_Directions_.
If a line in the data holds the string "Bildschirm", list it.

_Given entries_.

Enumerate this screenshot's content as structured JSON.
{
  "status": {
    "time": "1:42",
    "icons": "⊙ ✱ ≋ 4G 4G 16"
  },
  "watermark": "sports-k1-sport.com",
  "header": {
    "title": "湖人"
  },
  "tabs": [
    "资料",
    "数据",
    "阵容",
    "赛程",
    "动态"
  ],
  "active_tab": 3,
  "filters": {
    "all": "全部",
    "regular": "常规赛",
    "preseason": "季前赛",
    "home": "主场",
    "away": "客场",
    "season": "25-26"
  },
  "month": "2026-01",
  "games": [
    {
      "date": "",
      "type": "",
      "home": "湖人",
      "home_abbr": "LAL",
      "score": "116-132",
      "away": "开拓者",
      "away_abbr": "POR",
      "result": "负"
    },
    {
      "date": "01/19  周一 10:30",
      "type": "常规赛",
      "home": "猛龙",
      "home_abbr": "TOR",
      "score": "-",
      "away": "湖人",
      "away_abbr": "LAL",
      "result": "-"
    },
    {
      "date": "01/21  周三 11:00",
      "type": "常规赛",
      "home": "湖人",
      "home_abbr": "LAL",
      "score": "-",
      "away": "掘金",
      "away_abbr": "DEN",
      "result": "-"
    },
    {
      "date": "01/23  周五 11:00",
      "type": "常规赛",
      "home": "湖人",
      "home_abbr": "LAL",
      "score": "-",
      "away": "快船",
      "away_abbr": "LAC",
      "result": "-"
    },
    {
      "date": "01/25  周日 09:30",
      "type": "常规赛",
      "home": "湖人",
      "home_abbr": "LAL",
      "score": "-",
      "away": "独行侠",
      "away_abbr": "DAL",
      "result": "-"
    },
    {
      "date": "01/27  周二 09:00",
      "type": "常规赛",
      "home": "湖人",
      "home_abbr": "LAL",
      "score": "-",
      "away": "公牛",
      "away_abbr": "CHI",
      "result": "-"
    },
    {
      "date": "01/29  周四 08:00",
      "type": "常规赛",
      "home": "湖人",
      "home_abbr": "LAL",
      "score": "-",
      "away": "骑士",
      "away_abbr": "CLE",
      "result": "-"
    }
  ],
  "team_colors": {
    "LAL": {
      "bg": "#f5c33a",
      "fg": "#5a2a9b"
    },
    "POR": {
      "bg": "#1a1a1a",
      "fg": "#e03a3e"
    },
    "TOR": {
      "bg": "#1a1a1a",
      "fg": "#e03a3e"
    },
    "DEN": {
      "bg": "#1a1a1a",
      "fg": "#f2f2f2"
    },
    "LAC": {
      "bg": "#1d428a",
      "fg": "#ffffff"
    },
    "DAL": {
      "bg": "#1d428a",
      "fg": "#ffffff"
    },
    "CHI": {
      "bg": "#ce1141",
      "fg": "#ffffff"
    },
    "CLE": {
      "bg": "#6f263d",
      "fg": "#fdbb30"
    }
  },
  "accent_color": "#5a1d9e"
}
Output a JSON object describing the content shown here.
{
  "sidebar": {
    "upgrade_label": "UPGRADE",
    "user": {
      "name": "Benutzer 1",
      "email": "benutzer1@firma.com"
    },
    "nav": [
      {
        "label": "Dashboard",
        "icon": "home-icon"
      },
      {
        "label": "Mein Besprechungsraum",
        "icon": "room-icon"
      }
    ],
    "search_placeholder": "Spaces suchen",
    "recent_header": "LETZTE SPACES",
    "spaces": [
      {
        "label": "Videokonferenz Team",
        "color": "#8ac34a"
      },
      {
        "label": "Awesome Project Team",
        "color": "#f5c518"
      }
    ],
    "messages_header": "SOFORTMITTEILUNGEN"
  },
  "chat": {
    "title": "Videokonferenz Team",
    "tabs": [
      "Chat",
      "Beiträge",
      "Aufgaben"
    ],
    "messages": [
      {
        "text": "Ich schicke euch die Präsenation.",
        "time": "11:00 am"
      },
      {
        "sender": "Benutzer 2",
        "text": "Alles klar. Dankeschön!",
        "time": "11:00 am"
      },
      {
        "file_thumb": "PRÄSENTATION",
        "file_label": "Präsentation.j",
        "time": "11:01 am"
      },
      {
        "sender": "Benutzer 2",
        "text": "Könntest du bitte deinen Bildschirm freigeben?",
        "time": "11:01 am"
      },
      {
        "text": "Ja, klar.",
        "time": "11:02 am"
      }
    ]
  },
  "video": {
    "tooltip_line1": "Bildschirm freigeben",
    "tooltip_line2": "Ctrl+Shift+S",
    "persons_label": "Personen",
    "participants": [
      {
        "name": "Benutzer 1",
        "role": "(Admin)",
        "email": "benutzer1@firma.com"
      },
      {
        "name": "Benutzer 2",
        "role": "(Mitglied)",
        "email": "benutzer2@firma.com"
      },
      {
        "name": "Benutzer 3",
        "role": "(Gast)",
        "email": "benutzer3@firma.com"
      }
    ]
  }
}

_Task result_.
        "text": "Könntest du bitte deinen Bildschirm freigeben?",
    "tooltip_line1": "Bildschirm freigeben",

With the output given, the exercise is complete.